According to Troy Bedinghaus of About.com, white eye discharge can be a sign of dacryocystitis, which is an infection of the nasolacrimal sac or tear drainage system. Additional symptoms can manifest as facial pain, redness and swelling around the nasal part of the eyelid. If the white eye mucus is stringy in texture, it may signal the presence of allergic conjunctivitis. Symptoms include redness, swelling, itching and increased tear secretion.
There is a small drainage hole in the eyelid, called the puncta, that can also produce a discharge related to dacryocystitis. Additional common symptoms of dacryocystitis include watery eyes and blurred vision, as noted by Aimee Surtenich of All About Vision. Bedinghaus stresses that antibiotic treatment must be sought promptly to avoid serious complications.
Allergic conjunctivitis is different from pink eye, which is a highly contagious viral or bacterial infection. Symptoms may be similar. According to Gary Heiting for All About Vision, allergic conjunctivitis can occur seasonally or flare up year-round and is caused by eye irritants such as pollen, dust and animal dander. It affects both eyes and is not contagious.
Allergy medications used to treat allergic conjuctivitis are most effective when taken before flare-ups begin, says Heiting.
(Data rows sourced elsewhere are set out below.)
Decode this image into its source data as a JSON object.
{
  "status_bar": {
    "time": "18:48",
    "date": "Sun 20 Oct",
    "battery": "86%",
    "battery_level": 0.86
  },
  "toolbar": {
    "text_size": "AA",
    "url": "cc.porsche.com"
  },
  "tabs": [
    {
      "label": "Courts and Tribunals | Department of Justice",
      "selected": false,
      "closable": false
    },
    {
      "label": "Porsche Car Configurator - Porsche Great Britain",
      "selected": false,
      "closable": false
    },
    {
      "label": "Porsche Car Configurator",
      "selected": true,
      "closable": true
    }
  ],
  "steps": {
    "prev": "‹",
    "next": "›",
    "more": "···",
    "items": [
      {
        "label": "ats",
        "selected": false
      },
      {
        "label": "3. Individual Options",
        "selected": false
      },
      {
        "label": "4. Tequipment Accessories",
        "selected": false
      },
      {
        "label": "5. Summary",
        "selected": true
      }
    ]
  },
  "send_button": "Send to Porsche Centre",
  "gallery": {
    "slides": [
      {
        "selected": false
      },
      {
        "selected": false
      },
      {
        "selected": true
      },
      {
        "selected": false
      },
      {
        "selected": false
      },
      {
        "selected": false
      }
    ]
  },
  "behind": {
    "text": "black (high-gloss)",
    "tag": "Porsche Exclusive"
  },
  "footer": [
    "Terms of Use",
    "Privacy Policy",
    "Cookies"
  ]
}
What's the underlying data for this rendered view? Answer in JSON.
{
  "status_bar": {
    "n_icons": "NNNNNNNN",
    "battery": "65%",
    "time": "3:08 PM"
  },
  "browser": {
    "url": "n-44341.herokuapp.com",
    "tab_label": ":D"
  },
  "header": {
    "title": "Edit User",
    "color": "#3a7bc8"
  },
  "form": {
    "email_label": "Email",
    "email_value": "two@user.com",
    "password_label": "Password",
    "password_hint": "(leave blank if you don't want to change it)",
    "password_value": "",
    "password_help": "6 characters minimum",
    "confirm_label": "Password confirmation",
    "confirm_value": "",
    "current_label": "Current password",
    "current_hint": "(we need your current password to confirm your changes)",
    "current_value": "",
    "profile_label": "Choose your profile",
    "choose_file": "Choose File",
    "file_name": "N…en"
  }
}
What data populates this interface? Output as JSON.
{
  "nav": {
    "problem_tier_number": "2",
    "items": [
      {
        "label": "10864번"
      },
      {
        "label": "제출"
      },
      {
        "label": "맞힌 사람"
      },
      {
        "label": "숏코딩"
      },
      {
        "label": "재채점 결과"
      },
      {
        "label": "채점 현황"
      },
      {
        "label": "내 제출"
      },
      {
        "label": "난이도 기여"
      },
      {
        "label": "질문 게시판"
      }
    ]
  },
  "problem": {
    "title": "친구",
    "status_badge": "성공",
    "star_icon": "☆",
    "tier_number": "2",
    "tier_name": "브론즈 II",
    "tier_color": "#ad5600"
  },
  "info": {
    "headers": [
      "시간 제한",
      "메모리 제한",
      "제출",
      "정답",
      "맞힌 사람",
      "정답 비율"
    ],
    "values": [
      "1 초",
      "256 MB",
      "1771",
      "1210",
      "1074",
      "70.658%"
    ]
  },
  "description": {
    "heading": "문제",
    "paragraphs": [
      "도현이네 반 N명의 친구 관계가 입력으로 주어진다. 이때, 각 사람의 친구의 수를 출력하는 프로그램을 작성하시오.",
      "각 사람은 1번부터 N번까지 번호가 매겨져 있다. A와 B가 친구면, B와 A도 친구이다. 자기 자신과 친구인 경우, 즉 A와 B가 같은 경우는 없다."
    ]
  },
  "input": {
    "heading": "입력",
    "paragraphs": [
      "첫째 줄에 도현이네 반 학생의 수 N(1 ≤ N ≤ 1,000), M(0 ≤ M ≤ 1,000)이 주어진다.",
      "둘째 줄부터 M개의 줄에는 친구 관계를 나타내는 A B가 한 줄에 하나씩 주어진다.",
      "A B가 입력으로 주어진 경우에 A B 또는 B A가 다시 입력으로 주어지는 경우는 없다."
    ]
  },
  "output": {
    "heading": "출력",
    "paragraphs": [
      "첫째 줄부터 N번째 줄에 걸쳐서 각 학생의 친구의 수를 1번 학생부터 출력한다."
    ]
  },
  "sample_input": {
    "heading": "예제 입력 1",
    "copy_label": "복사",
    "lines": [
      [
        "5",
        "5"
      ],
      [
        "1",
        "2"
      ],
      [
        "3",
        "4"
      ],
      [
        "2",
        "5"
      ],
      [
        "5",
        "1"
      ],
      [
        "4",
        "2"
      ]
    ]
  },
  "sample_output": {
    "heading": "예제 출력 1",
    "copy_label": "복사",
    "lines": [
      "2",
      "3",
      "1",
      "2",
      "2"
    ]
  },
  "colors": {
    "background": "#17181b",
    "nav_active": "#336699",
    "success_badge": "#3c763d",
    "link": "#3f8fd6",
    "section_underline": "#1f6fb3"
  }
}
Patients are advised to visit an optometrist to assess the causes and accompanying symptoms of eye discharge.